TASK GOAL → Set down exactly the lines that run from the line with "Give me the" to the end of the data, and nothing else.

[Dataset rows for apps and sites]
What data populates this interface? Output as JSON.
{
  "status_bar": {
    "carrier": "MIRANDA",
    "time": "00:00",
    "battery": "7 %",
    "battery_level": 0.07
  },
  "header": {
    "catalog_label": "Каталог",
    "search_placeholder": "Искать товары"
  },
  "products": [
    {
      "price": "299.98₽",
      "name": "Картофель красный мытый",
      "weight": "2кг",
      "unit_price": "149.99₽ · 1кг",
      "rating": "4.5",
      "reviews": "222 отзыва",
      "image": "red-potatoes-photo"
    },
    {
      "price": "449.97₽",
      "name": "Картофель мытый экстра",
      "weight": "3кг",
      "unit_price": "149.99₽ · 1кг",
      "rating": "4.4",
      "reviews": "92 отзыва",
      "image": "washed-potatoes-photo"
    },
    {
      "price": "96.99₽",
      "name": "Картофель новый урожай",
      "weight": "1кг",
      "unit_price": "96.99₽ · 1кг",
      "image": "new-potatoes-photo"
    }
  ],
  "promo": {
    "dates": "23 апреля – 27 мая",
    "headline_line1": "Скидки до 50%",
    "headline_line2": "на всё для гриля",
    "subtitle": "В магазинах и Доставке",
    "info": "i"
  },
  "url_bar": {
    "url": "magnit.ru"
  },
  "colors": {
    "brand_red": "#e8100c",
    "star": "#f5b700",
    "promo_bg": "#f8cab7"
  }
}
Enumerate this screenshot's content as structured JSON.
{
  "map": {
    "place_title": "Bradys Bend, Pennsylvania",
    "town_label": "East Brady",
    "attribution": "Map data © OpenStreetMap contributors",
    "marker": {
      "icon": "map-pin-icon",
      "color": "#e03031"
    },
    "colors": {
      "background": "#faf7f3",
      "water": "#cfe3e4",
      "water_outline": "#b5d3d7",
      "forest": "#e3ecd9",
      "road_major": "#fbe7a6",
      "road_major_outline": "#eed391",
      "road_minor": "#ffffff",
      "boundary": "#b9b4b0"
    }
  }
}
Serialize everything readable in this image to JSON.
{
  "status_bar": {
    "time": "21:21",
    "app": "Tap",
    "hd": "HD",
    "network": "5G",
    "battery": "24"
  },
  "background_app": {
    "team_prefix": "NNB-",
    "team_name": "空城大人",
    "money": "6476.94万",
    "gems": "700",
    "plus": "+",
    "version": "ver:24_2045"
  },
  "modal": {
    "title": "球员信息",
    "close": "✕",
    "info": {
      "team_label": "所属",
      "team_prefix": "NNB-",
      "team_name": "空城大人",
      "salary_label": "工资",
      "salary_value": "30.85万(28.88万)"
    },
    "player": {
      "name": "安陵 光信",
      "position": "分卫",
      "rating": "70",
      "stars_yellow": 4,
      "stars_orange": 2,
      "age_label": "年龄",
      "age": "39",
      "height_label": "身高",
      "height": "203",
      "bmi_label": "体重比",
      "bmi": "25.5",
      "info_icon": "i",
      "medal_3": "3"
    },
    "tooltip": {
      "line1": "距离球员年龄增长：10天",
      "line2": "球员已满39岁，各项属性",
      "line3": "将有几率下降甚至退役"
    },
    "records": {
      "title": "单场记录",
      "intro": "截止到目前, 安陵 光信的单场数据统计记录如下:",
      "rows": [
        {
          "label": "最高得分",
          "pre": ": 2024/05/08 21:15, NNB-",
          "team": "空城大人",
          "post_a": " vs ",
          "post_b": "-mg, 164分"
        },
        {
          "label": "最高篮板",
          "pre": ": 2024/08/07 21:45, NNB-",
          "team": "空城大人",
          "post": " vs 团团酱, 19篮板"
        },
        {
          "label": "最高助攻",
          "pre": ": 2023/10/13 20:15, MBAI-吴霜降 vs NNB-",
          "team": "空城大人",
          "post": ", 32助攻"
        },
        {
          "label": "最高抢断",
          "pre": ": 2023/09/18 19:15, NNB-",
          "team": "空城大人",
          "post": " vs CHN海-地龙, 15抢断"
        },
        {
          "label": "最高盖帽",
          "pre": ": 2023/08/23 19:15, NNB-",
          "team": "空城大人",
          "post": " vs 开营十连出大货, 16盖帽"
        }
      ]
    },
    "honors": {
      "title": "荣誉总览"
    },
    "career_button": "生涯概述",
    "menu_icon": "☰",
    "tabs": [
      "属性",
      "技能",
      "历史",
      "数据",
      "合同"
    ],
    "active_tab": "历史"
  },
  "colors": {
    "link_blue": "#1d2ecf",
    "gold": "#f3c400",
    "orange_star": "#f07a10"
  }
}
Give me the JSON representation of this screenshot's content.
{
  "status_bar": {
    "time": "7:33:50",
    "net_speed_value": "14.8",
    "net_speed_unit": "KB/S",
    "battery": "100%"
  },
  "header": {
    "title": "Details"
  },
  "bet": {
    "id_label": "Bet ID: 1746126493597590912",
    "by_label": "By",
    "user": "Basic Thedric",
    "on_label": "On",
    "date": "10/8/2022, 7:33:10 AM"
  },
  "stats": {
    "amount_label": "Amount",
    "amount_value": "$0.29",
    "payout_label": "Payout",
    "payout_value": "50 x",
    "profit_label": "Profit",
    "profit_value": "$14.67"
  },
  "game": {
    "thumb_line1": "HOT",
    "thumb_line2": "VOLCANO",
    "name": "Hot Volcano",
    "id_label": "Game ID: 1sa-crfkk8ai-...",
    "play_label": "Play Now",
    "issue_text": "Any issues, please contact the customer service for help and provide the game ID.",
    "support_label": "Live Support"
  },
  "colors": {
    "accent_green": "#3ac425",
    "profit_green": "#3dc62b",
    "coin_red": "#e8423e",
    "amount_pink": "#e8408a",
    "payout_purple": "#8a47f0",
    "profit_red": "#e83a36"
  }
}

TASK RESULT →
Give me the JSON representation of this screenshot's content.
{
  "status_bar": {
    "time": "7:33:50",
    "net_speed_value": "14.8",
    "net_speed_unit": "KB/S",
    "battery": "100%"
  },
  "header": {
    "title": "Details"
  },
  "bet": {
    "id_label": "Bet ID: 1746126493597590912",
    "by_label": "By",
    "user": "Basic Thedric",
    "on_label": "On",
    "date": "10/8/2022, 7:33:10 AM"
  },
  "stats": {
    "amount_label": "Amount",
    "amount_value": "$0.29",
    "payout_label": "Payout",
    "payout_value": "50 x",
    "profit_label": "Profit",
    "profit_value": "$14.67"
  },
  "game": {
    "thumb_line1": "HOT",
    "thumb_line2": "VOLCANO",
    "name": "Hot Volcano",
    "id_label": "Game ID: 1sa-crfkk8ai-...",
    "play_label": "Play Now",
    "issue_text": "Any issues, please contact the customer service for help and provide the game ID.",
    "support_label": "Live Support"
  },
  "colors": {
    "accent_green": "#3ac425",
    "profit_green": "#3dc62b",
    "coin_red": "#e8423e",
    "amount_pink": "#e8408a",
    "payout_purple": "#8a47f0",
    "profit_red": "#e83a36"
  }
}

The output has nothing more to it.